Data extracted from a collection
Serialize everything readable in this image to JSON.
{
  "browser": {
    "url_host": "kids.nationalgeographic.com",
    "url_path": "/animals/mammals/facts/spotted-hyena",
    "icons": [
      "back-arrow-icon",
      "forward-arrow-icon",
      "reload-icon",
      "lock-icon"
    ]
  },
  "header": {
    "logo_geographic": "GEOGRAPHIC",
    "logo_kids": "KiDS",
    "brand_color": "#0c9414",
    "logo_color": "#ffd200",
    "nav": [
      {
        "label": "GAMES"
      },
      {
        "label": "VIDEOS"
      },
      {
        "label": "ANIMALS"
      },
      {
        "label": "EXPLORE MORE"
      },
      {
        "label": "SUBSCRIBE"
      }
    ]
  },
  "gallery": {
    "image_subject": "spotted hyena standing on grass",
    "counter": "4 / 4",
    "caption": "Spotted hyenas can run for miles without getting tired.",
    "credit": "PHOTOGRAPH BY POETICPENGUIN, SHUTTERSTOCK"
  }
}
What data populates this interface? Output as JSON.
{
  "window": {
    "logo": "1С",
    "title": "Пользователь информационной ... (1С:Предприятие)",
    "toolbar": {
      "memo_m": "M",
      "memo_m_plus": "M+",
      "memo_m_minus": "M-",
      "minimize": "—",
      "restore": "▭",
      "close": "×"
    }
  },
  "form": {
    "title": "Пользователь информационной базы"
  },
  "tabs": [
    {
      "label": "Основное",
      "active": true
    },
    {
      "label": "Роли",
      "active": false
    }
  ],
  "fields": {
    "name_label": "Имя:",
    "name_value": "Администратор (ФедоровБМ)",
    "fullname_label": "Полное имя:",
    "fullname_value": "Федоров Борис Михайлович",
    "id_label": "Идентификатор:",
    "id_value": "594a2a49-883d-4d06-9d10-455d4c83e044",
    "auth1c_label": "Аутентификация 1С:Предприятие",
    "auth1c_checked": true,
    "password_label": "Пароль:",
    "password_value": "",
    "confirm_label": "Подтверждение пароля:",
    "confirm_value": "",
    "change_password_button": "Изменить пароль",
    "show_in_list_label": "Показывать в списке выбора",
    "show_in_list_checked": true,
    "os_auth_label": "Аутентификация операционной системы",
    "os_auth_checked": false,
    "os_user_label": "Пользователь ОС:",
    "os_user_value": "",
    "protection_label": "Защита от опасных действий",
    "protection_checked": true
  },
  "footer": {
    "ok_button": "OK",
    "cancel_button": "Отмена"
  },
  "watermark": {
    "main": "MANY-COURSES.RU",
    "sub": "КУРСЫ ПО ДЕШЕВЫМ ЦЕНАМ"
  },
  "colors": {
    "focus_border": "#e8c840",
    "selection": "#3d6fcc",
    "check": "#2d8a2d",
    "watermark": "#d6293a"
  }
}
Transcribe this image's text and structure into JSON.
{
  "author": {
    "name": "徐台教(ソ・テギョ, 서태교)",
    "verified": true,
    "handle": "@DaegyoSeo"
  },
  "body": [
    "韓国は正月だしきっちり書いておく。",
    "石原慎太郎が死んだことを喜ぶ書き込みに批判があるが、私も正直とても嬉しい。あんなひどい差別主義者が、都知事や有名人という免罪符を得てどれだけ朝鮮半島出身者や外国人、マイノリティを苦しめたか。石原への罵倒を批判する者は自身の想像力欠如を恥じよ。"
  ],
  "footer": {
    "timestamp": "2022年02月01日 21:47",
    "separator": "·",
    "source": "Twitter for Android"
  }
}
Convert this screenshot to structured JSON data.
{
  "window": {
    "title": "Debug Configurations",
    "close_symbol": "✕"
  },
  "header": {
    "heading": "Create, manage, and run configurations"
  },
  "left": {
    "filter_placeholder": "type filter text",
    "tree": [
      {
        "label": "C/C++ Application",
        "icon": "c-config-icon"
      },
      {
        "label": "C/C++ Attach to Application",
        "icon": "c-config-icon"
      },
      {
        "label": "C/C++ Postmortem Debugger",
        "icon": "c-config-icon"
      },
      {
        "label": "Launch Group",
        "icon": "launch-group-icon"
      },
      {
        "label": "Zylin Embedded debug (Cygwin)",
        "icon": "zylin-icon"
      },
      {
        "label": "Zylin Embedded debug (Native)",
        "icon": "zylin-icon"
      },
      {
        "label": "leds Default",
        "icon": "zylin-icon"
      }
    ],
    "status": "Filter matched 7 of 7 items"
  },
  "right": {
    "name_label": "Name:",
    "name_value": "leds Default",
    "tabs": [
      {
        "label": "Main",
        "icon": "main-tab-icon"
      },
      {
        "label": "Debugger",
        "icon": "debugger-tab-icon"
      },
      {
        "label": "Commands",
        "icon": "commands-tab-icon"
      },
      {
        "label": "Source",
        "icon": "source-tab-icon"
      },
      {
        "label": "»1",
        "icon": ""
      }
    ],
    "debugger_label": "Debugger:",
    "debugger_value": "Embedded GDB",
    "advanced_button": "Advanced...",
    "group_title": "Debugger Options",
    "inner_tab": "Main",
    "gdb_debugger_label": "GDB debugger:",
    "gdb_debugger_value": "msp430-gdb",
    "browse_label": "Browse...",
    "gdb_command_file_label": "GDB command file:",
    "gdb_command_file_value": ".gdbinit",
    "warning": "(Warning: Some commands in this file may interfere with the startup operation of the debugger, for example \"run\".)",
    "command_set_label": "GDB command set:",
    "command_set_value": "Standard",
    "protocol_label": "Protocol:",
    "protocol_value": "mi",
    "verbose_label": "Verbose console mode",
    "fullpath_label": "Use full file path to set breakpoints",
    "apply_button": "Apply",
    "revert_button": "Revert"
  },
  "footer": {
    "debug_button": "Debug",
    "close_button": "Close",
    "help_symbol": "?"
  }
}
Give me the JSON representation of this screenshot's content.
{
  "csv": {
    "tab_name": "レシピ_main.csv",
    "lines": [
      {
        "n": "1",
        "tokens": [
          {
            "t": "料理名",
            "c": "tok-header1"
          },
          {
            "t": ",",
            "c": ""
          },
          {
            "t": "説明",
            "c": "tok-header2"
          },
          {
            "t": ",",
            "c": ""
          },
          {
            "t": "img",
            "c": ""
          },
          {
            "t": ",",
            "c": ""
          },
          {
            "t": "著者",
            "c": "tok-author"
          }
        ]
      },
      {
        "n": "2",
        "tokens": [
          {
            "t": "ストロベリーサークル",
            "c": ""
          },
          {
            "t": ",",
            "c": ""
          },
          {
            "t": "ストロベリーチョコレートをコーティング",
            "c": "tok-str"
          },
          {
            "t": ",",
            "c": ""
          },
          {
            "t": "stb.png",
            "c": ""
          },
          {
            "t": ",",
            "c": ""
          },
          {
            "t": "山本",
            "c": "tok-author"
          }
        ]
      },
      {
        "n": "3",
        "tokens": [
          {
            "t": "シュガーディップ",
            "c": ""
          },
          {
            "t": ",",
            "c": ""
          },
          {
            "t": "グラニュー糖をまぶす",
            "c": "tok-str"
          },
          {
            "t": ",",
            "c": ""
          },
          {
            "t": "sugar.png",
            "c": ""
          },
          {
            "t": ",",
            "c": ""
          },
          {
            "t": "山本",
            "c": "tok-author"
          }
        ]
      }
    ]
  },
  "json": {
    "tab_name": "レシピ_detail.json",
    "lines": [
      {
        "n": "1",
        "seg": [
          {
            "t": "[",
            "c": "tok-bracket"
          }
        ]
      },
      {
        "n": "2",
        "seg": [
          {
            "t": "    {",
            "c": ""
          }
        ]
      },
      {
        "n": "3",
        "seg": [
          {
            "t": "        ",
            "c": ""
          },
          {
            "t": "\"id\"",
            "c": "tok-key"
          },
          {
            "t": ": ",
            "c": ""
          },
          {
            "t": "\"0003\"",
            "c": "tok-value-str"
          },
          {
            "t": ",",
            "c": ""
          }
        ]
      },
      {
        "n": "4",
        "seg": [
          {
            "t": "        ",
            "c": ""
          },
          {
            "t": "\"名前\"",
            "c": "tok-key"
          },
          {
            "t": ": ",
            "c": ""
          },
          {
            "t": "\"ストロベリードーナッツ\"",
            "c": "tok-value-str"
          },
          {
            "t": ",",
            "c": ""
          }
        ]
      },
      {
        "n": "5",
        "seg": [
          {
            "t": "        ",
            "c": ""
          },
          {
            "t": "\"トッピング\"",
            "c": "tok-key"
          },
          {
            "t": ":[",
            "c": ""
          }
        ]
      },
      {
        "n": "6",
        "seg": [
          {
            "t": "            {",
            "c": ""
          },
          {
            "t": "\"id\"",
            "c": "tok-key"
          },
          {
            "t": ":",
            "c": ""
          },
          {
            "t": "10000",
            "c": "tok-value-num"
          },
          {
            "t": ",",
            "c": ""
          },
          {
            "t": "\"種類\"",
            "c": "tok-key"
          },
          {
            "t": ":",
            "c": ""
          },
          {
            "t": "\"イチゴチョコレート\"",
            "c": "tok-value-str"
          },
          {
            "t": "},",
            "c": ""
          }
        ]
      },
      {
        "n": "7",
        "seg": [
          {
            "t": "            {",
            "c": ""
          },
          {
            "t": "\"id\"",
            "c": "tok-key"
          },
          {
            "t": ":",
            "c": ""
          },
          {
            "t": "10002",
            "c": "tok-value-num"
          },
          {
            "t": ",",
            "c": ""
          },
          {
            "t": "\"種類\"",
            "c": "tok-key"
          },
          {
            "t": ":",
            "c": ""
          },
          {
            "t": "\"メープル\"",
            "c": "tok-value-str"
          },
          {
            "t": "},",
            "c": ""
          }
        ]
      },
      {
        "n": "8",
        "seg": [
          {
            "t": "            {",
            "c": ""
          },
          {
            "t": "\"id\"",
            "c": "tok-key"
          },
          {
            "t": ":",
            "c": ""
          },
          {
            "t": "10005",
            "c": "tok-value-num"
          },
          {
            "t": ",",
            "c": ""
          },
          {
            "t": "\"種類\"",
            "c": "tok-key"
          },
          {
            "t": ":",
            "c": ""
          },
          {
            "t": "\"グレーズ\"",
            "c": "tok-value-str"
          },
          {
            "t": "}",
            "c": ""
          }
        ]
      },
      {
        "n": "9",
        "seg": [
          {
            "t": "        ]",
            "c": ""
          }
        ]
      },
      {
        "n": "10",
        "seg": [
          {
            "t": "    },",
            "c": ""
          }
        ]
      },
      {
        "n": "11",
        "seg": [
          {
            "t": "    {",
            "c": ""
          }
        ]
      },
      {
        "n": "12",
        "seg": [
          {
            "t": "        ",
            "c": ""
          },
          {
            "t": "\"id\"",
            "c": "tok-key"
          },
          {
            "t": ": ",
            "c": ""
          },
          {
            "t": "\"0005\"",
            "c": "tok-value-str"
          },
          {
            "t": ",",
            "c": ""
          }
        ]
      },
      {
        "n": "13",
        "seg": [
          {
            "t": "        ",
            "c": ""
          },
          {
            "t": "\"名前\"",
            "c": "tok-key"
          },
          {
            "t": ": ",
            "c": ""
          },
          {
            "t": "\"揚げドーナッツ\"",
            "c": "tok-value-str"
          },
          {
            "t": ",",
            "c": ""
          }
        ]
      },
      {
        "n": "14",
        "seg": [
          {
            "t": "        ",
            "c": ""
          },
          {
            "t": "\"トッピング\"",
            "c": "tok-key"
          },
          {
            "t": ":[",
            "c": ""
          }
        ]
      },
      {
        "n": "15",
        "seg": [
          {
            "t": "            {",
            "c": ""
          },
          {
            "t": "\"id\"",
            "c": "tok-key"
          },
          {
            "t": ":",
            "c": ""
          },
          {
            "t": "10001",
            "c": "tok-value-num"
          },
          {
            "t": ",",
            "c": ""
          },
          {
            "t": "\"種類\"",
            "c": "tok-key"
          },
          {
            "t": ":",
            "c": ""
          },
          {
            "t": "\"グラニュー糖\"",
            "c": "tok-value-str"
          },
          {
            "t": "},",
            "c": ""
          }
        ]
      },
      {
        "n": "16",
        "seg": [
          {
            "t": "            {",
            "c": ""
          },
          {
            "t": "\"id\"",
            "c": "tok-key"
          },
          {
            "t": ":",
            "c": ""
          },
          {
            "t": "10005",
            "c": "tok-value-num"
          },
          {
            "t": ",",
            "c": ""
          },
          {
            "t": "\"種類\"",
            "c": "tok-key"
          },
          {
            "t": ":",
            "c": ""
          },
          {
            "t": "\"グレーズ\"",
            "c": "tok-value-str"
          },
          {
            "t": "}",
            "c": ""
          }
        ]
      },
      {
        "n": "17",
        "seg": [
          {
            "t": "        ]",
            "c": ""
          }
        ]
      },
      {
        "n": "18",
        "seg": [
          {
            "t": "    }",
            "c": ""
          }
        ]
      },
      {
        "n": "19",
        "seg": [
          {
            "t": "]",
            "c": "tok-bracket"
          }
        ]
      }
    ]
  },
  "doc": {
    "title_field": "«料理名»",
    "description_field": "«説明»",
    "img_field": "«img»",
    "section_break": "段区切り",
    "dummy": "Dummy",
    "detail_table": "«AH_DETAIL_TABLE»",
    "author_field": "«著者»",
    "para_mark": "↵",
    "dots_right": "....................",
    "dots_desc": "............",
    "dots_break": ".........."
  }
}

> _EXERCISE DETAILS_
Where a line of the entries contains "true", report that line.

> _RESULT OF THIS EXERCISE_
      "active": true
    "auth1c_checked": true,
    "show_in_list_checked": true,
    "protection_checked": true
    "verified": true,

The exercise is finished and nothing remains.